## [WHAT YOU SHOULD DO]
Copy out all lines in the data below containing the string "time".

## [INFORMATION SUPPLIED]
☆ ☆ ☆ ☆ ☆ ☆ ☆

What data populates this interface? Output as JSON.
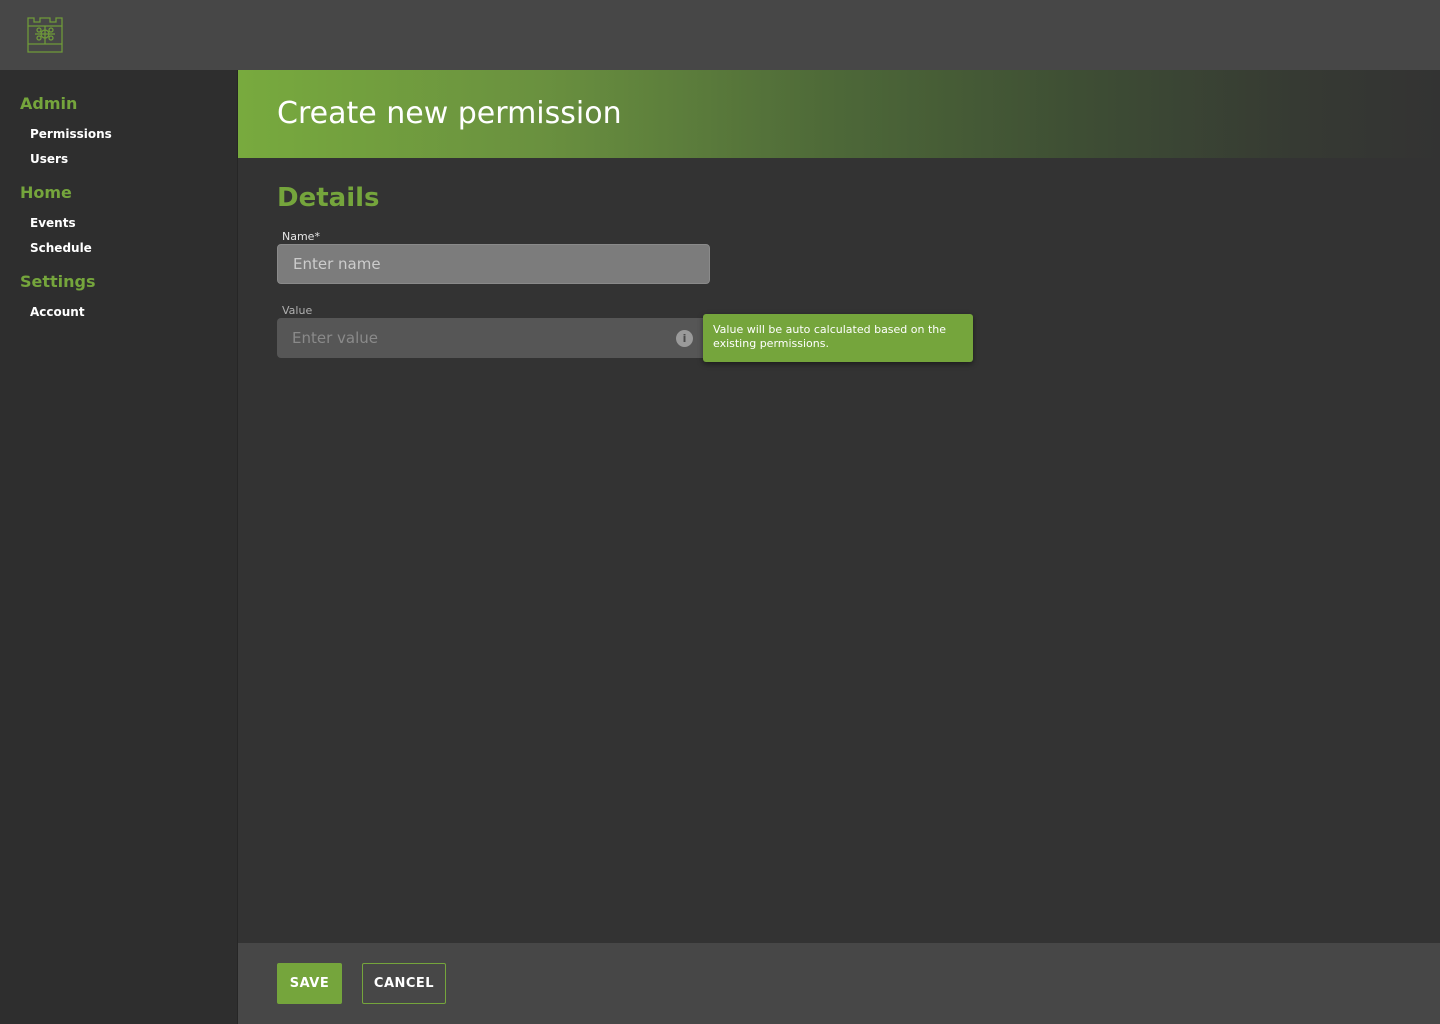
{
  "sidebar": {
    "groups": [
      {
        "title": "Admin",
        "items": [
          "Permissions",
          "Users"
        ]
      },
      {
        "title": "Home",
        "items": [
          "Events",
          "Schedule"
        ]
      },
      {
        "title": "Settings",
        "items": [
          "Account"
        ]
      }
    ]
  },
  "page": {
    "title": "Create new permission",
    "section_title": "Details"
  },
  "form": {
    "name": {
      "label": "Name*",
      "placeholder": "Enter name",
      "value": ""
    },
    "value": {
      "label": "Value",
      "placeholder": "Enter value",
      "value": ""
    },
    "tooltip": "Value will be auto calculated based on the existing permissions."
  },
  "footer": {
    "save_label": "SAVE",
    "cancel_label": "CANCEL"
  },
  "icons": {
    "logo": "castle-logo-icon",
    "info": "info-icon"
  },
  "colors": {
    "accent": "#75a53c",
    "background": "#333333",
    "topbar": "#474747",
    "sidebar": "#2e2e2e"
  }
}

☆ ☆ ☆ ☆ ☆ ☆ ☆

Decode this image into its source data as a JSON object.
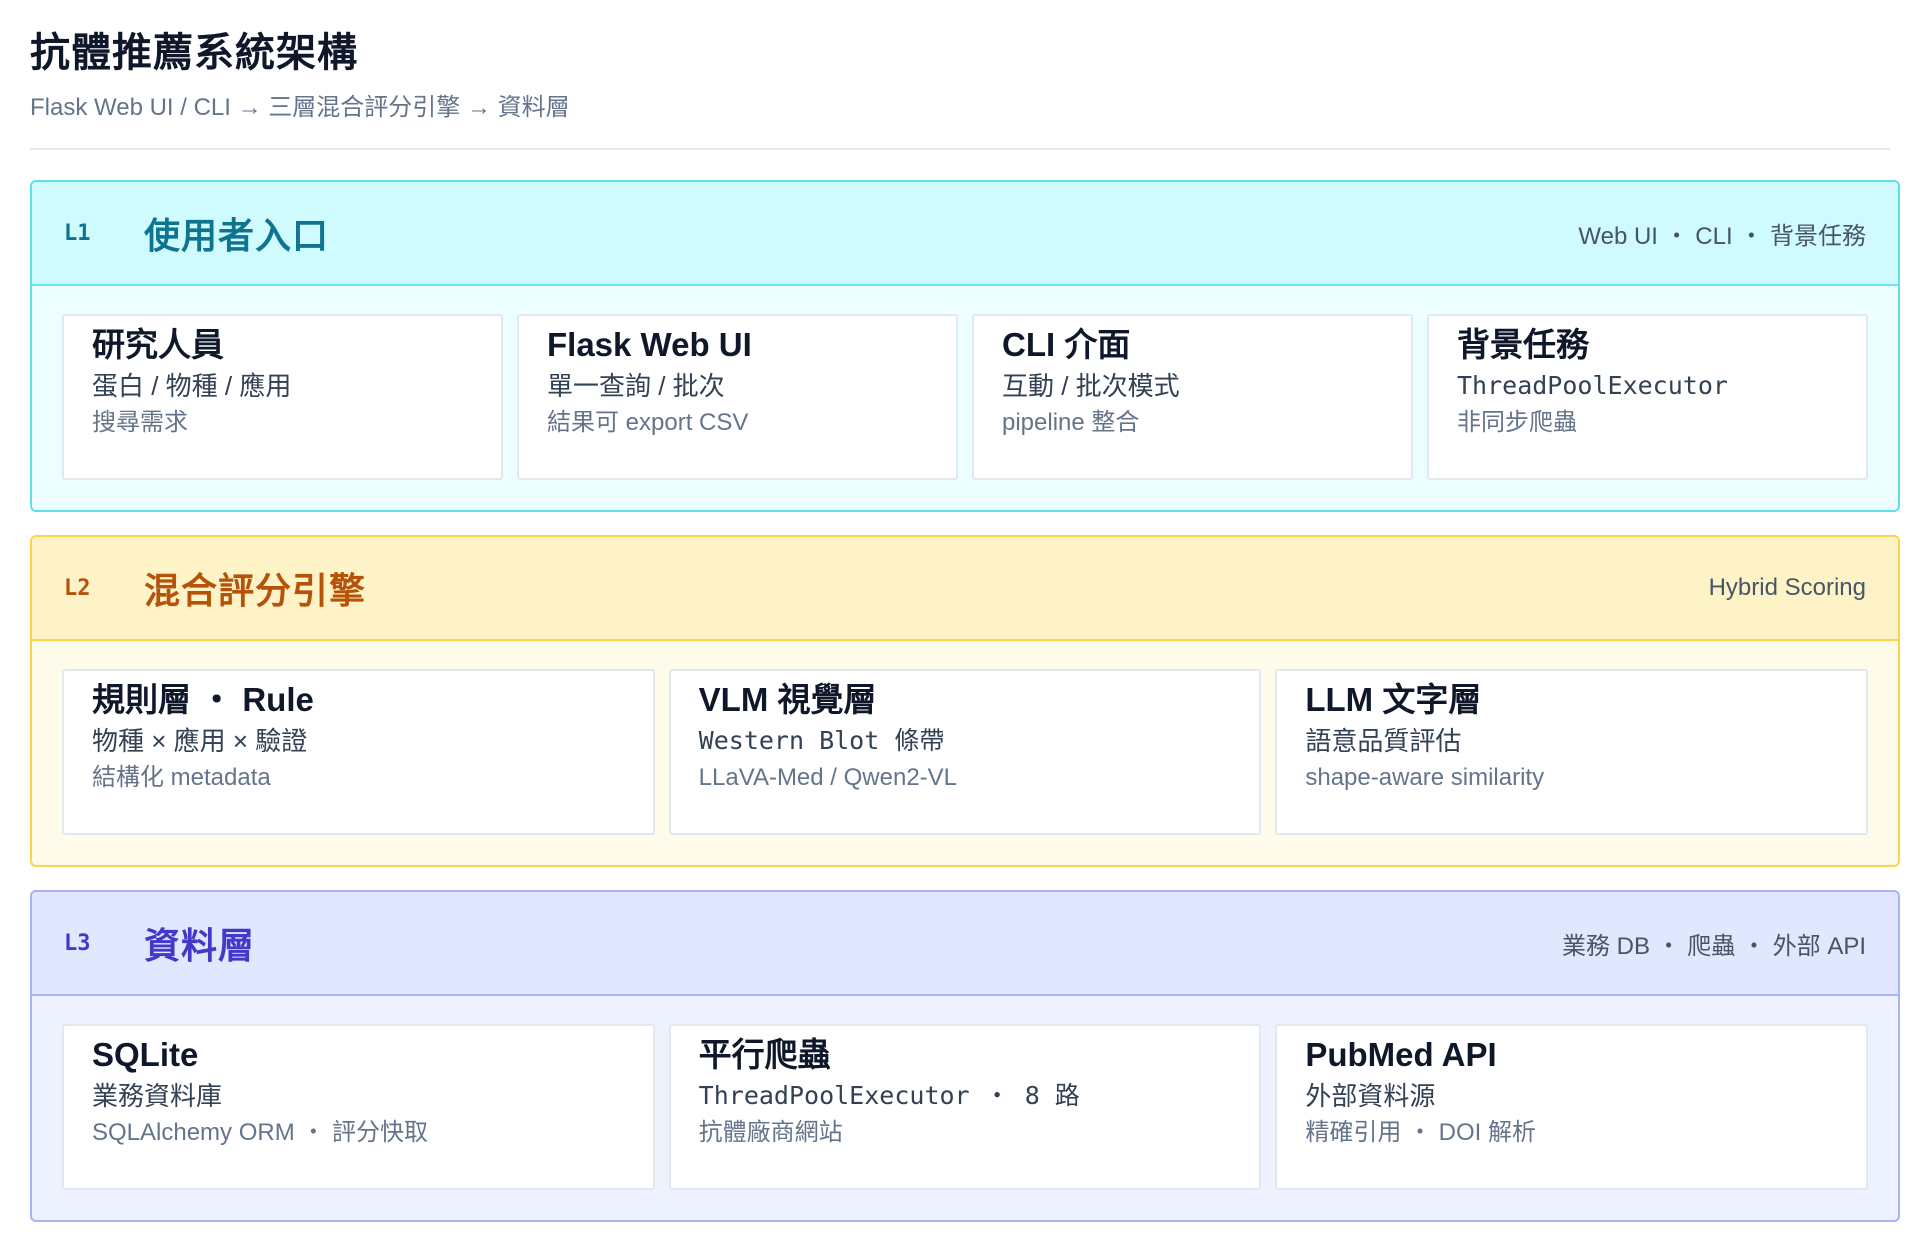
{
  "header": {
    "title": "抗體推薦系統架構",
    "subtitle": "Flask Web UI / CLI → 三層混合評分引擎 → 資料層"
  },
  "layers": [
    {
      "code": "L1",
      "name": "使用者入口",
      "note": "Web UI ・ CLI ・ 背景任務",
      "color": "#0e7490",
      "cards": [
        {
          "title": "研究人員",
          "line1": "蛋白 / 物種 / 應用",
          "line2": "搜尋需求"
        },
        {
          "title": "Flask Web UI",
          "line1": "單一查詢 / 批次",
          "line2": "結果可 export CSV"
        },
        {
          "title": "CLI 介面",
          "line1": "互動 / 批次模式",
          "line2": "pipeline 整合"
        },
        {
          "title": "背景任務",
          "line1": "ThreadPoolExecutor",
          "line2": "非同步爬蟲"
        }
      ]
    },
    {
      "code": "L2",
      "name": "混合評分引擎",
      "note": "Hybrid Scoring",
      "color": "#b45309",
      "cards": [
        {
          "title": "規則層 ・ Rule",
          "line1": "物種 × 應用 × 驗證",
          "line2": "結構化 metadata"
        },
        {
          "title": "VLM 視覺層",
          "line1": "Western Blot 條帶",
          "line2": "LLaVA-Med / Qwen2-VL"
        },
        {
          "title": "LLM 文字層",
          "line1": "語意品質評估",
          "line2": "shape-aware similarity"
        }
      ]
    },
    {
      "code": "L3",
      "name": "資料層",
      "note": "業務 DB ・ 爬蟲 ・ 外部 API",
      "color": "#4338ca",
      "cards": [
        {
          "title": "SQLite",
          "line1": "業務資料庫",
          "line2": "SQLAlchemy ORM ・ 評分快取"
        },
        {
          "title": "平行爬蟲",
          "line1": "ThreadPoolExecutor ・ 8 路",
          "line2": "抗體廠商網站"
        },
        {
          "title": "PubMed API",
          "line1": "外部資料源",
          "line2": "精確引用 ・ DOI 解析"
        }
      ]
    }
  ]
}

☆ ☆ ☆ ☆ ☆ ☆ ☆

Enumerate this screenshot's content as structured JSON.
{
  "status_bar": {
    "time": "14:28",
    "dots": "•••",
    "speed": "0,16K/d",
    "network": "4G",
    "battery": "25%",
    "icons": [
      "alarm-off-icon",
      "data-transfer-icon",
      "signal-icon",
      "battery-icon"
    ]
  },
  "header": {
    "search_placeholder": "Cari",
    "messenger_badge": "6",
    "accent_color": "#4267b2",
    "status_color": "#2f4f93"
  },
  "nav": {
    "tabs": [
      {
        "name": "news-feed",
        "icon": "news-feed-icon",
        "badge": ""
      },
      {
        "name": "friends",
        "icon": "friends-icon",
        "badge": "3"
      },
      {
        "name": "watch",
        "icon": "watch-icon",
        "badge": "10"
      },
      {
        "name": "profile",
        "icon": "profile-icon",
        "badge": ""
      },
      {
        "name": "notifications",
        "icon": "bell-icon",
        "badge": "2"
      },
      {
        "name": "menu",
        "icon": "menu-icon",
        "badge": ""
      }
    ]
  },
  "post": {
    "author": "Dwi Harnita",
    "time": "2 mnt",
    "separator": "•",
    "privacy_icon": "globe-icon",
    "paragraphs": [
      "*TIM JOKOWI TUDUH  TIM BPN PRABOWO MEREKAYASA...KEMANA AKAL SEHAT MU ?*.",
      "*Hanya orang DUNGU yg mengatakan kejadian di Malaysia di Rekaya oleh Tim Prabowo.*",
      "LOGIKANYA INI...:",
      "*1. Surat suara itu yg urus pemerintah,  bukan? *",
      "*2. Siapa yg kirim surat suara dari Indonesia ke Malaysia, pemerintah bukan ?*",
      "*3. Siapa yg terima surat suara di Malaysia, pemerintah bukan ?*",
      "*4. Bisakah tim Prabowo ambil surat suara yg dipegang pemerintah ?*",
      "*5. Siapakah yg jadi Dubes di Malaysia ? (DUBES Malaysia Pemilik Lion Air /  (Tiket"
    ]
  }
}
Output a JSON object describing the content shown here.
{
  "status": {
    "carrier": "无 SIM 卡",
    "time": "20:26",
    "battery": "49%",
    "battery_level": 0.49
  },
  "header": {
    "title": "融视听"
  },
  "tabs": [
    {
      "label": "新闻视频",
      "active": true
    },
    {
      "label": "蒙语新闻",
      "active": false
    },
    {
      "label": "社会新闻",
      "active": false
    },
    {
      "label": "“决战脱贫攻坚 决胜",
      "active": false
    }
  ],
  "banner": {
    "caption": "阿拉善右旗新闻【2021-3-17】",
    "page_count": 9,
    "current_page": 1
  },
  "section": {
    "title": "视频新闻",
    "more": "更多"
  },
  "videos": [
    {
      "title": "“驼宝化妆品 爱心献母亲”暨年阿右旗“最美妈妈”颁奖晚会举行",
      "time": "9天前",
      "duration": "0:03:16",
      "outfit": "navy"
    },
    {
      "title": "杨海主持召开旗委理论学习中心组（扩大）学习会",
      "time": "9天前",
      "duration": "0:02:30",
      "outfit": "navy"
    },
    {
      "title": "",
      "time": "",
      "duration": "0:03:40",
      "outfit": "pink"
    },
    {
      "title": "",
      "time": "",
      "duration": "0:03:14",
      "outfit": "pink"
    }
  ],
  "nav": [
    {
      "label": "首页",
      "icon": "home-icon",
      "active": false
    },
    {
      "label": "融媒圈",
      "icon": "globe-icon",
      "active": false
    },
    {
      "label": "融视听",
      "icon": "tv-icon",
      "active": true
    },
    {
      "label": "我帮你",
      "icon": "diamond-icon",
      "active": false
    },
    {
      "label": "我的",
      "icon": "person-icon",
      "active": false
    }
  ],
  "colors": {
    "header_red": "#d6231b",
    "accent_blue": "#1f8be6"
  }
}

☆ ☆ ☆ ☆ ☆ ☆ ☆

## [RESULT BELOW]
    "time": "14:28",
    "time": "2 mnt",
    "time": "20:26",
      "time": "9天前",
      "time": "9天前",
      "time": "",
      "time": "",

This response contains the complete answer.